“We have a loyal customer base, a firm financial base, and excellent relationships with our suppliers and partners. We also, and most importantly, have a team immersed in destination and operational expertise.”
One particularly strong market is long-haul, and Europe is still growing, albeit in an “unpredictable” manner, Sharman said.
Newmarket has nine tours to India and Nepal, with more in the pipeline, and other growth areas are Asia, South America and African safaris.
“Touring America and Canada continues to be popular and these destinations remain at the heart of our portfolio,” added Sharman.
Despite uncertainty in Europe, Sharman remains “bullish” about the overall picture on the Continent.
“We have therefore continued with our own European flight charter programme to Italy in 2020,” he said.
“Italy continues to be the destination of choice and we offer a range of tour types, from gourmet to vineyards, opera to train journeys, plus favourites such as the stunning Amalfi coast or the less-travelled beauty of Puglia.”
Newmarket is also looking to expand its range in Croatia.
“The strategic review to focus on escorted tours by air and cruise holidays has enabled us to further strengthen our core activities and not chase sales in areas that were not performing,” he said.
“We introduced 35 new tours in our January 2019 collection and our summer launch will see further exciting additions.”
The over-50s market is Newmarket’s priority and its portfolio of more than 300 holidays is evolving to cater for different audiences within that sector.
“The introduction of small-group tours, for example, appealed to a
new customer base that wouldn’t look to travel on a tour of 40. We also have a growing number of rail-based escorted tours,” said Sharman.
“You don’t have to abandon your core to appeal to a wider customer base.”
He added: “There are now more than 23 million people aged over 50 in the UK – that is more than a third of the population and it is also the third with the highest level of disposable income.”
Further ahead, Sharman feels the issue of overtourism is one of travel’s biggest challenges.
“Satisfying customers’ thirst for travel, exploration and new experiences needs to be balanced with achieving it in a sustainable way,” he said.

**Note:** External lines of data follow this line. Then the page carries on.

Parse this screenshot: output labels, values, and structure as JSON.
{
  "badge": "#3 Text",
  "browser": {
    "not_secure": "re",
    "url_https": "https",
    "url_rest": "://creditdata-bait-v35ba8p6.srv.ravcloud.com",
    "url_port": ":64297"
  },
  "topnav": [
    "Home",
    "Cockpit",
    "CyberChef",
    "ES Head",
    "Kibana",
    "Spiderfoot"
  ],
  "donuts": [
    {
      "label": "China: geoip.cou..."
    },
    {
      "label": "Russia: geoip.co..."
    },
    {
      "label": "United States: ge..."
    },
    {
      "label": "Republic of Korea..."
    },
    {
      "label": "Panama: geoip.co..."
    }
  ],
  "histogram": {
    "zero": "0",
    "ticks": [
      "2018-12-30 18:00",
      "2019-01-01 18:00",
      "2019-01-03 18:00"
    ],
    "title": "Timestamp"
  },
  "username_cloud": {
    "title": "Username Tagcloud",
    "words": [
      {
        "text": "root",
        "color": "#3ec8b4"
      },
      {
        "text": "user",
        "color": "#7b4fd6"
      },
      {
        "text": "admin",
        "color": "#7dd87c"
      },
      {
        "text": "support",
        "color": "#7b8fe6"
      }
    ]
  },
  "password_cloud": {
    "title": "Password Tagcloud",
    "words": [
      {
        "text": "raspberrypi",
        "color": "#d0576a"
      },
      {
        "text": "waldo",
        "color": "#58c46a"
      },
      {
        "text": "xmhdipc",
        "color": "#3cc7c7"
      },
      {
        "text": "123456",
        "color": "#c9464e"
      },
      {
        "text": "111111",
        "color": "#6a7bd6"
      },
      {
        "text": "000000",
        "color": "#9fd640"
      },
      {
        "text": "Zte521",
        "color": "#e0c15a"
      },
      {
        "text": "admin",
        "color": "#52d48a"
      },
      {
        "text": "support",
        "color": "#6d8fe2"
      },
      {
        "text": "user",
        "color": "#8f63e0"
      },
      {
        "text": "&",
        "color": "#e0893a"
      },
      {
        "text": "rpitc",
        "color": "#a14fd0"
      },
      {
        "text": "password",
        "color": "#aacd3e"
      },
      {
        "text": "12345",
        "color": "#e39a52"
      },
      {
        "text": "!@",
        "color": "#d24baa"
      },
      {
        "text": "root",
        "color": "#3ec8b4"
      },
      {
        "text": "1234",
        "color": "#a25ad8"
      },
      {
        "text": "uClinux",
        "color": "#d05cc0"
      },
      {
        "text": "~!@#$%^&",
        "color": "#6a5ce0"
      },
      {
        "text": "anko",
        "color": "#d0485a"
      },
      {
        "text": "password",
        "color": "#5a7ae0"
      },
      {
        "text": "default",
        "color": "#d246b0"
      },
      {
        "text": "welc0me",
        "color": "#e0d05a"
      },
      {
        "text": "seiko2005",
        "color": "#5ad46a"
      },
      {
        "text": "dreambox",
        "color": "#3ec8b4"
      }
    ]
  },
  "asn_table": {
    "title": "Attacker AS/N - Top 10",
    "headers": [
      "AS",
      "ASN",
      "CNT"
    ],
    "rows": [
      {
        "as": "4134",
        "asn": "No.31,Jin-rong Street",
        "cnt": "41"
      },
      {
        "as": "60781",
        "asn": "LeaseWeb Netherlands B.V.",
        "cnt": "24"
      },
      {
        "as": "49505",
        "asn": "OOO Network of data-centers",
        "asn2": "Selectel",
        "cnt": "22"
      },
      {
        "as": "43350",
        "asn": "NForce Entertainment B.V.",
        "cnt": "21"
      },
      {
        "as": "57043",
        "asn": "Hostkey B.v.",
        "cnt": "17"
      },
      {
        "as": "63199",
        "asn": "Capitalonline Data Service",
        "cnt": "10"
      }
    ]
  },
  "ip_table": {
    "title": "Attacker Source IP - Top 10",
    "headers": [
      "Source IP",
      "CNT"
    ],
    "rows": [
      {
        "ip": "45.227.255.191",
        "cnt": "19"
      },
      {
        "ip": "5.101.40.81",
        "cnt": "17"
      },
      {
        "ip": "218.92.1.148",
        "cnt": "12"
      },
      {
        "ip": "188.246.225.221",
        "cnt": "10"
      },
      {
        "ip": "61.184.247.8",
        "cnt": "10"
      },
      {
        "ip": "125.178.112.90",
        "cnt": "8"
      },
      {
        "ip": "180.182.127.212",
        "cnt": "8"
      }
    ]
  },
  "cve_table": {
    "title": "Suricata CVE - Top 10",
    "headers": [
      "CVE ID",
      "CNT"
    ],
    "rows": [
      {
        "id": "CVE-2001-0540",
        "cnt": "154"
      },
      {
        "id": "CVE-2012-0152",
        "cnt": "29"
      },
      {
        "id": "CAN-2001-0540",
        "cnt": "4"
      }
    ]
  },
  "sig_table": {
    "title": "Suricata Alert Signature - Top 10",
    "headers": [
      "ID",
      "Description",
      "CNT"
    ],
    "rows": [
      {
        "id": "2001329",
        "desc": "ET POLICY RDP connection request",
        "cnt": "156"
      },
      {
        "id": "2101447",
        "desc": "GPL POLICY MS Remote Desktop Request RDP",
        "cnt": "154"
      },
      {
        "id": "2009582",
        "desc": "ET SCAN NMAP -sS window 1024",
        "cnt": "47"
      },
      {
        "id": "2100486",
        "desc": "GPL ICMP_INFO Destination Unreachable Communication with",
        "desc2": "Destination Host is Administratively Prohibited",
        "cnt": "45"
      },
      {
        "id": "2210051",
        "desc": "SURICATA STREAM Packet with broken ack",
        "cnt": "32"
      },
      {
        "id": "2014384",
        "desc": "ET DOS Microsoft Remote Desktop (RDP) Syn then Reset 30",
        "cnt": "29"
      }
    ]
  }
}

“If we don’t do this ourselves, I can see the consumer calling us to account and demanding that we provide travel in a sustainable way.”